Using the listing below, select the lines with the word "phrases" and copy them.

[Source information — start]

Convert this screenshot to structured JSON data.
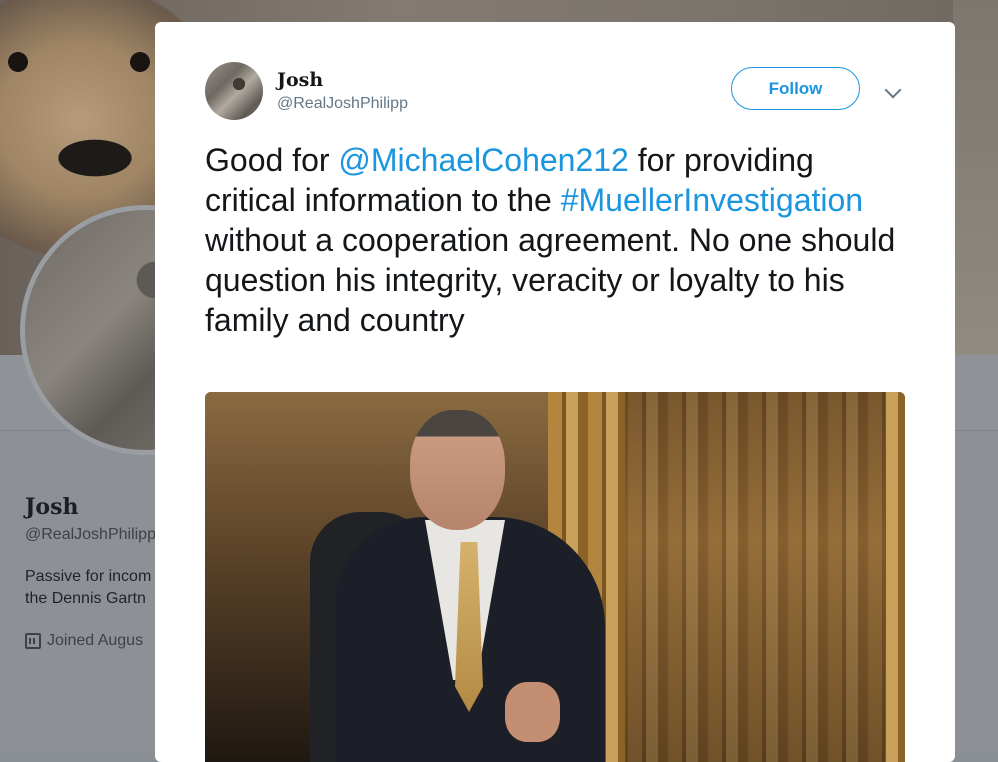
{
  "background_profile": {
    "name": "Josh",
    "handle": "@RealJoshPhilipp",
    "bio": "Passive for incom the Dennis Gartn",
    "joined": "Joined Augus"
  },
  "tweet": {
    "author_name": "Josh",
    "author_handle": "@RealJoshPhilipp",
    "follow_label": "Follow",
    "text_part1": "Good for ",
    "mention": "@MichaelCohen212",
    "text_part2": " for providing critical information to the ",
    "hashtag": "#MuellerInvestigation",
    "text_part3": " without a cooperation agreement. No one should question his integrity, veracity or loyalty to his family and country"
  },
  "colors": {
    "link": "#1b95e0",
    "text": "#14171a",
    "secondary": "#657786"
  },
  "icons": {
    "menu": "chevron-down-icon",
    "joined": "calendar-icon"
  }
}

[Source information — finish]
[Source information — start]

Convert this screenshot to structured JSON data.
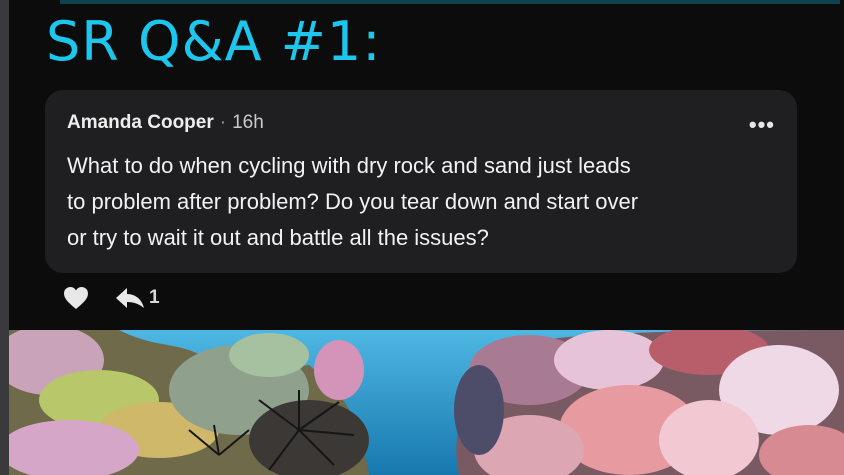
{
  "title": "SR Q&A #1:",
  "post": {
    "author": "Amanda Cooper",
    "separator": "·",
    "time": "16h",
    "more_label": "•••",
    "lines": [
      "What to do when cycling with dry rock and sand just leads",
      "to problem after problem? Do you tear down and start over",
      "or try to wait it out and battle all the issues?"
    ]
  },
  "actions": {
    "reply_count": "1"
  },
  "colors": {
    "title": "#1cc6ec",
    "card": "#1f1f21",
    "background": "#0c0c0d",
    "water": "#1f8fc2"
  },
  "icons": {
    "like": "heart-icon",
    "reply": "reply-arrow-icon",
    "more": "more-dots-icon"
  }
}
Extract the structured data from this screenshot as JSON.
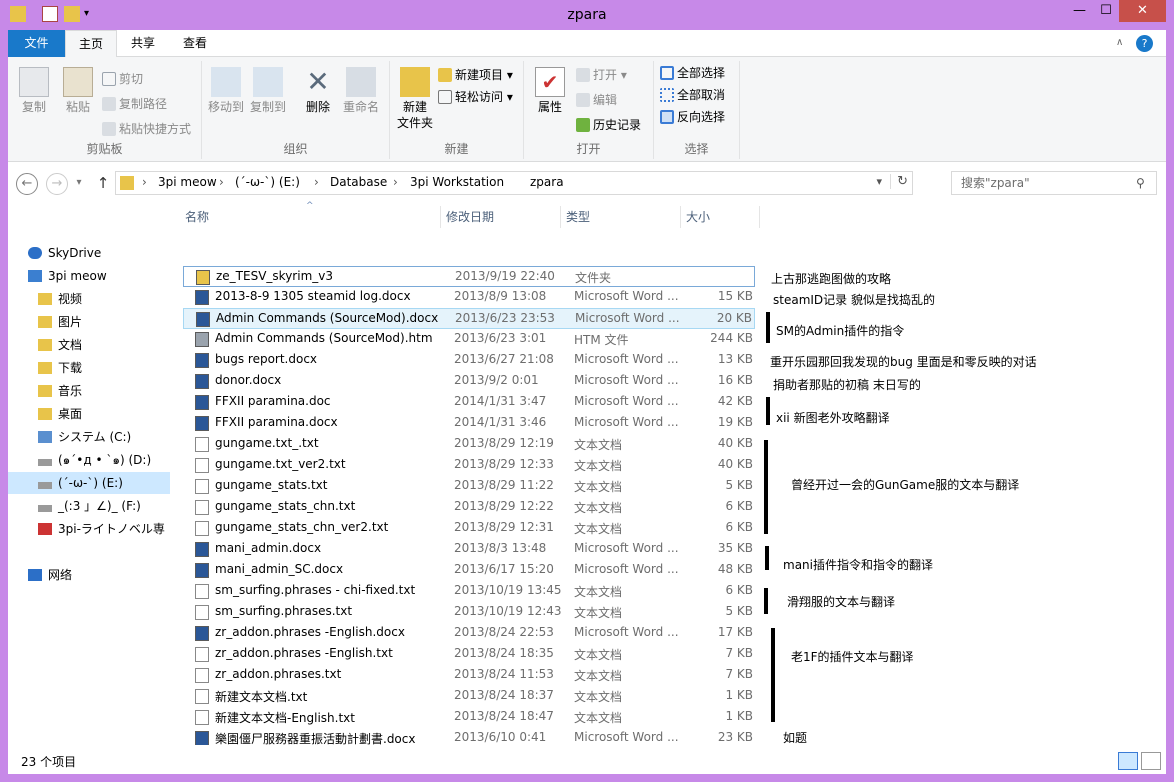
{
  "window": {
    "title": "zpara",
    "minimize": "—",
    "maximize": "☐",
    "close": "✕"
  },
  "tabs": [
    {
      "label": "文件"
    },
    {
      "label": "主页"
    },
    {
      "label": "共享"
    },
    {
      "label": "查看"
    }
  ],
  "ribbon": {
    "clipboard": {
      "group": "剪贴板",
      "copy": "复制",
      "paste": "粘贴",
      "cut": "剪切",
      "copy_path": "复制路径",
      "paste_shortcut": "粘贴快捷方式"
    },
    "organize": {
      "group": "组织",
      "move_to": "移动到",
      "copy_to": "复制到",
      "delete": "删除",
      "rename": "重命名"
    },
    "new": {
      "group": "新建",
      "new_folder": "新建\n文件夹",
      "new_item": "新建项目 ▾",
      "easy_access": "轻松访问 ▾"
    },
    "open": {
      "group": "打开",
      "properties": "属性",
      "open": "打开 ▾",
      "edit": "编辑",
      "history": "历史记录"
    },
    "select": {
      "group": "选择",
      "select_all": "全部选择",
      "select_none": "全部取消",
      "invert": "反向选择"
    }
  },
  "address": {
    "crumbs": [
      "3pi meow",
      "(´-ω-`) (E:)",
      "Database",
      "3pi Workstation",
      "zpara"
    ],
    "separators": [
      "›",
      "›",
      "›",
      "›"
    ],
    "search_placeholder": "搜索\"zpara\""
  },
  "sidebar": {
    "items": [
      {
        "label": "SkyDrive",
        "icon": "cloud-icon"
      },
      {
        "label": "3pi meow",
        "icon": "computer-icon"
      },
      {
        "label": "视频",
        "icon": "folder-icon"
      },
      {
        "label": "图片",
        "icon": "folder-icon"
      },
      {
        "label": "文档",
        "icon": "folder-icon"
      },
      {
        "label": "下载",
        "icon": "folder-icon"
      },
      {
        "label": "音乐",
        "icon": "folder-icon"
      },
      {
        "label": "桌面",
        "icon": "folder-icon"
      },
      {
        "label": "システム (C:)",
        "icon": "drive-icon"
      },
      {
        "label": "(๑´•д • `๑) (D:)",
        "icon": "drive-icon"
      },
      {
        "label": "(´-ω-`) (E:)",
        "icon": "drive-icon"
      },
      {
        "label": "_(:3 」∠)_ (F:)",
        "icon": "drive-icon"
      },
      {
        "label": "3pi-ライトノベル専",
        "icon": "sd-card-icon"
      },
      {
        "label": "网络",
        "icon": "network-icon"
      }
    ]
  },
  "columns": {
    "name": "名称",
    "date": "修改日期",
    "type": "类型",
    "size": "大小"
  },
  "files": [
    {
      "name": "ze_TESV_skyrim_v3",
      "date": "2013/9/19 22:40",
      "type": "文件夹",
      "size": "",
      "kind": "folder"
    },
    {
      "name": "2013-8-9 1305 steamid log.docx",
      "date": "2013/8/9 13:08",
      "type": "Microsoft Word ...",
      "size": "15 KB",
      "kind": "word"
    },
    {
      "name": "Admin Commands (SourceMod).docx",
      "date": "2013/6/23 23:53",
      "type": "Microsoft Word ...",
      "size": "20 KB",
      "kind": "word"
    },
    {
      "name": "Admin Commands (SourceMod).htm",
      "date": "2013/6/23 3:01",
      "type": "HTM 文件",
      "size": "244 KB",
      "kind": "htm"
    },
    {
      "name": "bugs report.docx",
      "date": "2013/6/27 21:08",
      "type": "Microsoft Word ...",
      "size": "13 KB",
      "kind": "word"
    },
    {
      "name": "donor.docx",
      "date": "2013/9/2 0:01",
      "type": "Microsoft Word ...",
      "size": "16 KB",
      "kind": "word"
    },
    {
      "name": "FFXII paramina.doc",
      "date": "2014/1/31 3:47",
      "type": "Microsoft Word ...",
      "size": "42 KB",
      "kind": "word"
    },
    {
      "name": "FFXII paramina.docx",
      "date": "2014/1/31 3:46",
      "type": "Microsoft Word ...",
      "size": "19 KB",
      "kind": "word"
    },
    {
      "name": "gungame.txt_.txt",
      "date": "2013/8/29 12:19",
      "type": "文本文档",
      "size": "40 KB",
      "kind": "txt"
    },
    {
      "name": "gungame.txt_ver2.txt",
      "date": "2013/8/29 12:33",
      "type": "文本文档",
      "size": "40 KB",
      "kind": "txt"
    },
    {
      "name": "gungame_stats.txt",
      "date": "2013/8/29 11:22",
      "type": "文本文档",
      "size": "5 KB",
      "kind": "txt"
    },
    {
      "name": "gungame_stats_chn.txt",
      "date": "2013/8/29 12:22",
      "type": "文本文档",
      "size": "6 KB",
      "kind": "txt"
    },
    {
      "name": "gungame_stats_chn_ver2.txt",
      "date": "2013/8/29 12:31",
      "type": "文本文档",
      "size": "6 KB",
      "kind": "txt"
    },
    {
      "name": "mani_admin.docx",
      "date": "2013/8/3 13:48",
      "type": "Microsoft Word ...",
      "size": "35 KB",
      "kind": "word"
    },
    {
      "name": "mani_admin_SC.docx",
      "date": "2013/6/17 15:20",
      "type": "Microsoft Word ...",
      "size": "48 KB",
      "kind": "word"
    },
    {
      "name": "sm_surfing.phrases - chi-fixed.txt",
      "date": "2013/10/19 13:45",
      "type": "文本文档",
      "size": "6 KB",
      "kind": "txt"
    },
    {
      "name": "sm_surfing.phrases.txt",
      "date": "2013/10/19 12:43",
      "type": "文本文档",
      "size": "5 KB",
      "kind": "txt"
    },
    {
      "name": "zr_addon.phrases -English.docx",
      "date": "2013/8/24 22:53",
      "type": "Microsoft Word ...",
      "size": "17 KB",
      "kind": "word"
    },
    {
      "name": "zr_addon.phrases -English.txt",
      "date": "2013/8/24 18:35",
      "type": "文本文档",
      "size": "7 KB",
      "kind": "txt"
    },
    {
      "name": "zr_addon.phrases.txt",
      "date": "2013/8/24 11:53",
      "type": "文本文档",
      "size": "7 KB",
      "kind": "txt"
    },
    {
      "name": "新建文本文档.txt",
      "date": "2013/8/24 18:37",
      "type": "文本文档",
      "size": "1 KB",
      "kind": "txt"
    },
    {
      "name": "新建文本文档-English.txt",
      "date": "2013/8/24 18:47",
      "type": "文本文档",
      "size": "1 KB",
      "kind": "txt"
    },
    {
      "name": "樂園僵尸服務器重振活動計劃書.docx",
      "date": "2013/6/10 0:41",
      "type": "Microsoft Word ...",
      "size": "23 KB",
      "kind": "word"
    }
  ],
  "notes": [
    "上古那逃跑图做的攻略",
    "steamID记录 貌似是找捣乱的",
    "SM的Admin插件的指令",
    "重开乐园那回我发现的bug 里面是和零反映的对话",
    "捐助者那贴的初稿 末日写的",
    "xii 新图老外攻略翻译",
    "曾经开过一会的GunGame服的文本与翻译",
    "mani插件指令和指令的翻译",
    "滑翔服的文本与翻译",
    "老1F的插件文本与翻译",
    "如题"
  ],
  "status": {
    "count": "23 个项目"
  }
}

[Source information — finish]

- Task solution -
      "name": "sm_surfing.phrases - chi-fixed.txt",
      "name": "sm_surfing.phrases.txt",
      "name": "zr_addon.phrases -English.docx",
      "name": "zr_addon.phrases -English.txt",
      "name": "zr_addon.phrases.txt",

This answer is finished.